Directions for this task:
If a line contains the word "true", include it in the count; state how many such lines the listing has and nothing else.

(Beginning of Input data)

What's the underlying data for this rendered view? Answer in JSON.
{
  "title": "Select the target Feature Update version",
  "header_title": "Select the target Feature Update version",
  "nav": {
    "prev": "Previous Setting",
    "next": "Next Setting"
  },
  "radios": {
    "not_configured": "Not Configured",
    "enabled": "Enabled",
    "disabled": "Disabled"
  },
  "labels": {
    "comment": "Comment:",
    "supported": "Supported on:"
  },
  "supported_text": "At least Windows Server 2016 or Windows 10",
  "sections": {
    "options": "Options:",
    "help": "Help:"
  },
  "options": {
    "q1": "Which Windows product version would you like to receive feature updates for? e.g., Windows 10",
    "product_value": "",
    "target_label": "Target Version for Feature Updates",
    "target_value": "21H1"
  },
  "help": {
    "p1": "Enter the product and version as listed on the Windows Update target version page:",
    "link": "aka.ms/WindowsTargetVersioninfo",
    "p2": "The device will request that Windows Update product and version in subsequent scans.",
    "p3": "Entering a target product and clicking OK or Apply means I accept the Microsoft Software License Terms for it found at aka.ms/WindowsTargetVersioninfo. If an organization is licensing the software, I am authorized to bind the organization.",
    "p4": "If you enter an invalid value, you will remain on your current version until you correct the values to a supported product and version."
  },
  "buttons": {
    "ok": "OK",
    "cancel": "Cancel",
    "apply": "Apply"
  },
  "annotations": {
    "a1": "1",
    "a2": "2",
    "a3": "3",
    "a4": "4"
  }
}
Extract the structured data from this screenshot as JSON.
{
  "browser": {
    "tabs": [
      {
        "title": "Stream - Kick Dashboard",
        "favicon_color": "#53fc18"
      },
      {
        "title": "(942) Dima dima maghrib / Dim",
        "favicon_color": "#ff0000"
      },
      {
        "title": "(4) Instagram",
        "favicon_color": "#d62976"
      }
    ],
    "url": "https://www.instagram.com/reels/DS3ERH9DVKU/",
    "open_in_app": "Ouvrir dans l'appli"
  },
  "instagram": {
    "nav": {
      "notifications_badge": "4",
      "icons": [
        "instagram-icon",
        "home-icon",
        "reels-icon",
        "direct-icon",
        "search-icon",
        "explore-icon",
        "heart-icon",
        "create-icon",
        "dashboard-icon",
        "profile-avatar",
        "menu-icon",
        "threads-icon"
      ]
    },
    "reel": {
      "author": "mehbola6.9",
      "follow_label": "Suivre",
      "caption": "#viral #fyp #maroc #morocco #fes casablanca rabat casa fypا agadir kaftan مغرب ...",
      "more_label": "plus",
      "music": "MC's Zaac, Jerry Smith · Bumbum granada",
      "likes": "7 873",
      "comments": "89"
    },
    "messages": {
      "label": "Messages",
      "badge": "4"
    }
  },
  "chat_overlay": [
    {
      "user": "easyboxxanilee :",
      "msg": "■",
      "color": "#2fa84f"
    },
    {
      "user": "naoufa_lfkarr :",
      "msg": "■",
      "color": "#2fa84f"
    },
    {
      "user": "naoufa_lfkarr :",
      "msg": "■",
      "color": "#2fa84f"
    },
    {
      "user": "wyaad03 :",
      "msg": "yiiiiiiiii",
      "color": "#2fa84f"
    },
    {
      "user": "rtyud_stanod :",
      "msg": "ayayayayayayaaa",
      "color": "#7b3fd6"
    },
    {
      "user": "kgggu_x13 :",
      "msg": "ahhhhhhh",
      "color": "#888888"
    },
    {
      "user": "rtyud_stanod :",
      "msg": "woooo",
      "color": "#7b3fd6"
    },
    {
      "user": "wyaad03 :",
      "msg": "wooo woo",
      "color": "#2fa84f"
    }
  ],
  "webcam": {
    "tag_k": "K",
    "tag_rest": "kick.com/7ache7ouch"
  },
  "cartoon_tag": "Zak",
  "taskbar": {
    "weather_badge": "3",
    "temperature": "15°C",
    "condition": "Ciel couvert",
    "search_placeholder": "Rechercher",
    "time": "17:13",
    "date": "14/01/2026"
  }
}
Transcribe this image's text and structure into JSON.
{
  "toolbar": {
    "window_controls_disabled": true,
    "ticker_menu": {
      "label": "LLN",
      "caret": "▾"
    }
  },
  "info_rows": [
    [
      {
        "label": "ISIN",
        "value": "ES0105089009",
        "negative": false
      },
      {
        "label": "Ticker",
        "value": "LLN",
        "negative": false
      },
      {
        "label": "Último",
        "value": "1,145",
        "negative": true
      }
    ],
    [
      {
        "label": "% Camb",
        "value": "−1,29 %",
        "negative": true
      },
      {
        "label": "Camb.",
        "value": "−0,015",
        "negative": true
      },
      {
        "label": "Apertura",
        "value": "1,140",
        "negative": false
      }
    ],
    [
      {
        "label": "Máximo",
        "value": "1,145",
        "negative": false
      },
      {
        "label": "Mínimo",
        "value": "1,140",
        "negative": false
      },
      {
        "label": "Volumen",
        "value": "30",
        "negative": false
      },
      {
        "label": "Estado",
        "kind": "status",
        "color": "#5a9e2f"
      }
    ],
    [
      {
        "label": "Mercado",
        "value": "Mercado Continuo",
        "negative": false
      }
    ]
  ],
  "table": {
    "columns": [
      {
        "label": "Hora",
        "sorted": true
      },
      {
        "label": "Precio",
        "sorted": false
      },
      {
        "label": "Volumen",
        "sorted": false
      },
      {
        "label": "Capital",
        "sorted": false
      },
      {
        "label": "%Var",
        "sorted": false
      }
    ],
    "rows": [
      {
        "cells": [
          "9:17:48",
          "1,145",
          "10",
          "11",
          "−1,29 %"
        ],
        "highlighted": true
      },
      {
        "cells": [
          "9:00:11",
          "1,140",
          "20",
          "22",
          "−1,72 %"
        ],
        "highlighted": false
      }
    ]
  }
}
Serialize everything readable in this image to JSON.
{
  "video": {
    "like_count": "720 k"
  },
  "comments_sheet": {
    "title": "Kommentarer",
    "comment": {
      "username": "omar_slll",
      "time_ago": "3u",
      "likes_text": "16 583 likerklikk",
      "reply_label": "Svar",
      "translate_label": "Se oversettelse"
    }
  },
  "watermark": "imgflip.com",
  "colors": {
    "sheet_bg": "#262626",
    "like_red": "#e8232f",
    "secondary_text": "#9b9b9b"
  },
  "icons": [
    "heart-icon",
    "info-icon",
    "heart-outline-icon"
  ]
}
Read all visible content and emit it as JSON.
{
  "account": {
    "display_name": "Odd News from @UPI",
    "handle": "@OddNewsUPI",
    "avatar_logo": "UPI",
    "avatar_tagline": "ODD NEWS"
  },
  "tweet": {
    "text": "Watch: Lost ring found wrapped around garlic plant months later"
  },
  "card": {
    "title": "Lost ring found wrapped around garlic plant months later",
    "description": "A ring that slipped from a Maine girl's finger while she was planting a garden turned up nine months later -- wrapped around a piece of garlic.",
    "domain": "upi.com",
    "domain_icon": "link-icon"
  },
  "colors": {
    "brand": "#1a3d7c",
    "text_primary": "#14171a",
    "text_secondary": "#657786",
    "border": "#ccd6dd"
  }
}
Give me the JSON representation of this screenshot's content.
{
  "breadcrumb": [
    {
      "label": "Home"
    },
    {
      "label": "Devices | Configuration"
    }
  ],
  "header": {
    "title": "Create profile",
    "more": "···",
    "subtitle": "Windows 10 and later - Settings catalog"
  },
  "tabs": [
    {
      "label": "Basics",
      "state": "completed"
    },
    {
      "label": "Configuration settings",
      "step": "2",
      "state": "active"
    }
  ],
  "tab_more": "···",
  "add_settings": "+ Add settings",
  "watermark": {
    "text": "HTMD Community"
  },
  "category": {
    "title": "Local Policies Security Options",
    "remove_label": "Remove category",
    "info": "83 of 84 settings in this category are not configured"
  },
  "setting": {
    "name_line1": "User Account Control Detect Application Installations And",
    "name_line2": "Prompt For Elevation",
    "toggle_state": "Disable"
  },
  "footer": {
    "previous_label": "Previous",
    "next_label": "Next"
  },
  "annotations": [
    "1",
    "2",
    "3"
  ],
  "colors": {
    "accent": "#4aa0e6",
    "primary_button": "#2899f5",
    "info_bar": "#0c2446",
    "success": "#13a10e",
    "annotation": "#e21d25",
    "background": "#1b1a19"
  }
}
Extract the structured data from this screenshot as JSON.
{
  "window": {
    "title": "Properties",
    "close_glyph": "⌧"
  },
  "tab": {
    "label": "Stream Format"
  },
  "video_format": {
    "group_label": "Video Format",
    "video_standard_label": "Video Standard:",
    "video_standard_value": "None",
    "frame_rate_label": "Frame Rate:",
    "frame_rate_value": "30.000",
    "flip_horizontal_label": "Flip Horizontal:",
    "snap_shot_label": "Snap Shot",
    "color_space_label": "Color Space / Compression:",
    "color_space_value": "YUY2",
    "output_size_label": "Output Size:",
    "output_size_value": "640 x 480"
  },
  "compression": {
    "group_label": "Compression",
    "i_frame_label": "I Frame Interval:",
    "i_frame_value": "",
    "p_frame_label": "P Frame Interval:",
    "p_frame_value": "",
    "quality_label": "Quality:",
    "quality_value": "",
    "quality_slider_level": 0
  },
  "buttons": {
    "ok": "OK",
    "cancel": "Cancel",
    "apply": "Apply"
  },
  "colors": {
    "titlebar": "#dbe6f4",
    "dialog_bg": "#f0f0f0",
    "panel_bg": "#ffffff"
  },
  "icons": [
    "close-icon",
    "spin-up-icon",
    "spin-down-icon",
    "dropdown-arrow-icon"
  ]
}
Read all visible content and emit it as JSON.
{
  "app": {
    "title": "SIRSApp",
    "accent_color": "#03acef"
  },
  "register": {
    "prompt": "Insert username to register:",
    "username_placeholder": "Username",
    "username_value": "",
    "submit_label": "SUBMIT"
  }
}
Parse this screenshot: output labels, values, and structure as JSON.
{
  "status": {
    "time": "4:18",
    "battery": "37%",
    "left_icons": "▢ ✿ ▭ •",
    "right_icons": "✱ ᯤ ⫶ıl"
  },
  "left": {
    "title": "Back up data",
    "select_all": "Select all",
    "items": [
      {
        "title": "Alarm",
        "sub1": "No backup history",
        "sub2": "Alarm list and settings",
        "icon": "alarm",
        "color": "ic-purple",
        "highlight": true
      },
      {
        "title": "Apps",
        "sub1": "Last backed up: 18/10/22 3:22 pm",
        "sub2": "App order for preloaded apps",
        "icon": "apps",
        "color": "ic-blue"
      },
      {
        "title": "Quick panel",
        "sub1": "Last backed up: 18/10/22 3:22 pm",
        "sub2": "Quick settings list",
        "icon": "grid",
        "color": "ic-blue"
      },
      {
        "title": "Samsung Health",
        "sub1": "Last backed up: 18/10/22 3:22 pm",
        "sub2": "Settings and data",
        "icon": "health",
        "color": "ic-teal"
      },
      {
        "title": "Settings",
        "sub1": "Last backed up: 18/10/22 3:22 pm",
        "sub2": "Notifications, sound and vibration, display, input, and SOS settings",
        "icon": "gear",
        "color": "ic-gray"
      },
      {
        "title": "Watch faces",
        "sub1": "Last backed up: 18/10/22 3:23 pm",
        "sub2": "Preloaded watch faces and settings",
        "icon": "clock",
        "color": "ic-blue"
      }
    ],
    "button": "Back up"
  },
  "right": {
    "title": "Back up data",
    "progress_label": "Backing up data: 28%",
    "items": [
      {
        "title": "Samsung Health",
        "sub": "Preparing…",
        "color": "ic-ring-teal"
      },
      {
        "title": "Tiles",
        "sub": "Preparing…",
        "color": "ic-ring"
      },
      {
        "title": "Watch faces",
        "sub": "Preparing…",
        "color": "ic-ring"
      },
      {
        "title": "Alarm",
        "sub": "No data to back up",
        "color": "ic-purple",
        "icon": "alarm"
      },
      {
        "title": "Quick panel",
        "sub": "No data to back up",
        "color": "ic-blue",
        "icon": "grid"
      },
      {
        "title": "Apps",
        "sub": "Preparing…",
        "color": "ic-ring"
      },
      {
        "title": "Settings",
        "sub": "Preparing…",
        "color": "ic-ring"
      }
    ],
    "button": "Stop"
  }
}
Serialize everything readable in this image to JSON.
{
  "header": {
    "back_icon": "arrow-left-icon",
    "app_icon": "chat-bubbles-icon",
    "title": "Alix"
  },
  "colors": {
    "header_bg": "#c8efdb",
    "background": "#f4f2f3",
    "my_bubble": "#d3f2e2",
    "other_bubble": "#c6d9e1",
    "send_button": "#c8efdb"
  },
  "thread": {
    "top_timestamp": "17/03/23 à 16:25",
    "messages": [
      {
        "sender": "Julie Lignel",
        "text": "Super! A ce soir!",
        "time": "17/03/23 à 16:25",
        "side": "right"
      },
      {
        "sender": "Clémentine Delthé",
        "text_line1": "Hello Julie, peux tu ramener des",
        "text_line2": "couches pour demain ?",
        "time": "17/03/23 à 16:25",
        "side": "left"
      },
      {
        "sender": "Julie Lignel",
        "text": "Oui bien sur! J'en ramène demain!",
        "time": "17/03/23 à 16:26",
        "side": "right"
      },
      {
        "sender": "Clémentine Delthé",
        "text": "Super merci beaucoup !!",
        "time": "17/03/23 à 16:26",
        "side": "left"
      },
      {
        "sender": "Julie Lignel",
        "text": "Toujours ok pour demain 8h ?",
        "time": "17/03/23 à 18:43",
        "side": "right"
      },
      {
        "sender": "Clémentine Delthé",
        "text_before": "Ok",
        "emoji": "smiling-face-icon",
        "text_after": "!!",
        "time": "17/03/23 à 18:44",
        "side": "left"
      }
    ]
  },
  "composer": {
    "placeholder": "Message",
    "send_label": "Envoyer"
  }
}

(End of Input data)

Your solution:
7